    Journal of Chemical & Engineering Data, 2012
    Co-Authors: Esther Rilo, Luis M Varela, O Cabeza
    Abstract:

    We present in this paper experimental measurements of density for pure ionic liquids of the 1-ethyl-3-methylimidazolium Alkyl Sulfate family, with the Alkyl group being ethyl ([EMIM][ES]), butyl ([EMIM][BS]), hexyl ([EMIM][HS]), and octyl ([EMIM][OS]), and their binary mixtures with water and with ethanol in the whole composition range, at 288 K, 298 K, 308 K, and 318 K and under atmospheric pressure. The IL family chosen allows us to analyze the influence of the Alkyl chain length of the anion. We compare results with those previously published by us and by other research groups, where the influence of the Alkyl chain length of the cation in volumetric properties is studied. We observed that the density for both kind of binary mixtures decreases with the increase of the Alkyl chain length of the anion and with the decrease of the molar fraction of ionic liquid. From density data we extract molar volumes and excess molar volumes. Molar volumes can be adjusted to a straight line versus the molar fraction, …

  • density and derived thermodynamic properties of 1 ethyl 3 methylimidazolium Alkyl Sulfate ionic liquid binary mixtures with water and with ethanol from 288 k to 318 k
    Journal of Chemical & Engineering Data, 2012
    Co-Authors: Esther Rilo, Luis M Varela, O Cabeza
    Abstract:

    We present in this paper experimental measurements of density for pure ionic liquids of the 1-ethyl-3-methylimidazolium Alkyl Sulfate family, with the Alkyl group being ethyl ([EMIM][ES]), butyl ([EMIM][BS]), hexyl ([EMIM][HS]), and octyl ([EMIM][OS]), and their binary mixtures with water and with ethanol in the whole composition range, at 288 K, 298 K, 308 K, and 318 K and under atmospheric pressure.

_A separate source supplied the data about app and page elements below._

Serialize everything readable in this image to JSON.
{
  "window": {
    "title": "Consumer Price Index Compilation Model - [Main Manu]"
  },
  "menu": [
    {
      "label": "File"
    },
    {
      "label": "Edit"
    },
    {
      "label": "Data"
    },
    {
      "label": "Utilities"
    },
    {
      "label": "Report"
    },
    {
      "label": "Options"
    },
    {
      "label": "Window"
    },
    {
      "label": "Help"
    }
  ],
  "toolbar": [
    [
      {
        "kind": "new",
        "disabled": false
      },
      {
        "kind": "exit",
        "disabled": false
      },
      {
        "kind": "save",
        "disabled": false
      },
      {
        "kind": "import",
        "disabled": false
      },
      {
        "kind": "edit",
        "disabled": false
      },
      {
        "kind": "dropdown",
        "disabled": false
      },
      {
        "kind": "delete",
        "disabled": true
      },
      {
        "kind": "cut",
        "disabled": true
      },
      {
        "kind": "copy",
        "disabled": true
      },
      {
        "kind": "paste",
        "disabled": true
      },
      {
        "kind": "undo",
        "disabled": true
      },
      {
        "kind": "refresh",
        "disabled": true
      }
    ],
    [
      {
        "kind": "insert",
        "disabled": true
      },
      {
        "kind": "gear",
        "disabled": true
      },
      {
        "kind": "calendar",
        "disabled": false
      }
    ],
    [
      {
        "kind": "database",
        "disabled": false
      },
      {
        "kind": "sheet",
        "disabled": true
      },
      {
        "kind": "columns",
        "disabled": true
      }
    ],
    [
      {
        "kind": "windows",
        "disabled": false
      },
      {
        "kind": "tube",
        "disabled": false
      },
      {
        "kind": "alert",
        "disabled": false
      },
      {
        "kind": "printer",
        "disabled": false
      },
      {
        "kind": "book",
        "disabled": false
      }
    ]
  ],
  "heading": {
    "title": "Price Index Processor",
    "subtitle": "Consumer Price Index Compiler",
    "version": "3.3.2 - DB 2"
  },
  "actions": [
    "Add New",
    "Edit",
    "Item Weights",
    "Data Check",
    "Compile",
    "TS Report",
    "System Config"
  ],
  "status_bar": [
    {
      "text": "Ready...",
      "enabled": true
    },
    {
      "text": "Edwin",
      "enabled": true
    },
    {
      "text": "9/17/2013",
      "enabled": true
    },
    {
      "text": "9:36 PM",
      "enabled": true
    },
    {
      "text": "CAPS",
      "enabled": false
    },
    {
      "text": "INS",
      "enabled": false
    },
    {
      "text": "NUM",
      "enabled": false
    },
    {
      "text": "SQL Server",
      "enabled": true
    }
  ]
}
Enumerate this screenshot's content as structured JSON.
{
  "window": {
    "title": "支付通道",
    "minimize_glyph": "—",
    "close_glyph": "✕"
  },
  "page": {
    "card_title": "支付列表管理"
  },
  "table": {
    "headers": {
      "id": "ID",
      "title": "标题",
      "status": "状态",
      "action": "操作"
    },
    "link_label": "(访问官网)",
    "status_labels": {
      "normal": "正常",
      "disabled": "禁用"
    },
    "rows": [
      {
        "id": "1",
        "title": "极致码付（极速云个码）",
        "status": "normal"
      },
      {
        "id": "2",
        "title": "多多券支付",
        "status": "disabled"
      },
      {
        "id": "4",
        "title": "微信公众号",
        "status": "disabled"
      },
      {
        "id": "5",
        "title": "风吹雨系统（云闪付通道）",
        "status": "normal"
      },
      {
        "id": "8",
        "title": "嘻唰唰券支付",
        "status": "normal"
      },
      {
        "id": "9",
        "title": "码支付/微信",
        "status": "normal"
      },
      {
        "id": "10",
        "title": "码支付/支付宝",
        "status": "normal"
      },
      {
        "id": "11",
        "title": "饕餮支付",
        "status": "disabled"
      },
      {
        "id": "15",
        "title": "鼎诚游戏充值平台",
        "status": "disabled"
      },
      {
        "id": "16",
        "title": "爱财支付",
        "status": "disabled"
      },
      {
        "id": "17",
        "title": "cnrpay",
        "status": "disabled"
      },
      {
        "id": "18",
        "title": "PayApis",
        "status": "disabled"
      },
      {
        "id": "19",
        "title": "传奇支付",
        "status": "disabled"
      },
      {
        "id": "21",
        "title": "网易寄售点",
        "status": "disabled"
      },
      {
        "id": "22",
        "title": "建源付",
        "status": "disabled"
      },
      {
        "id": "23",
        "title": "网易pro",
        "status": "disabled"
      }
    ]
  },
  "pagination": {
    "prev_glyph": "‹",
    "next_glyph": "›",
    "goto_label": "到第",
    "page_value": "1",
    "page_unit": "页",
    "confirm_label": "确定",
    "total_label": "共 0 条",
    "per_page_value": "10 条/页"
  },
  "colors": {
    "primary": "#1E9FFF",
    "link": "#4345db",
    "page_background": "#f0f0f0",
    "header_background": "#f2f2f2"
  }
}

The IL family chosen allows us to analyze the influence of the Alkyl chain length of the anion. We compare results with those previously published by us and by other research groups, where the influence of the Alkyl chain length of the cation in volumetric properties is studied. We observed that the density for both kind of binary mixtures decreases with the increase of the Alkyl chain length of the anion and with the decrease of the molar fraction of ionic liquid. From density data we extract molar volumes and excess molar volumes. Molar volumes can be adjusted to a straight line versus the molar fraction, …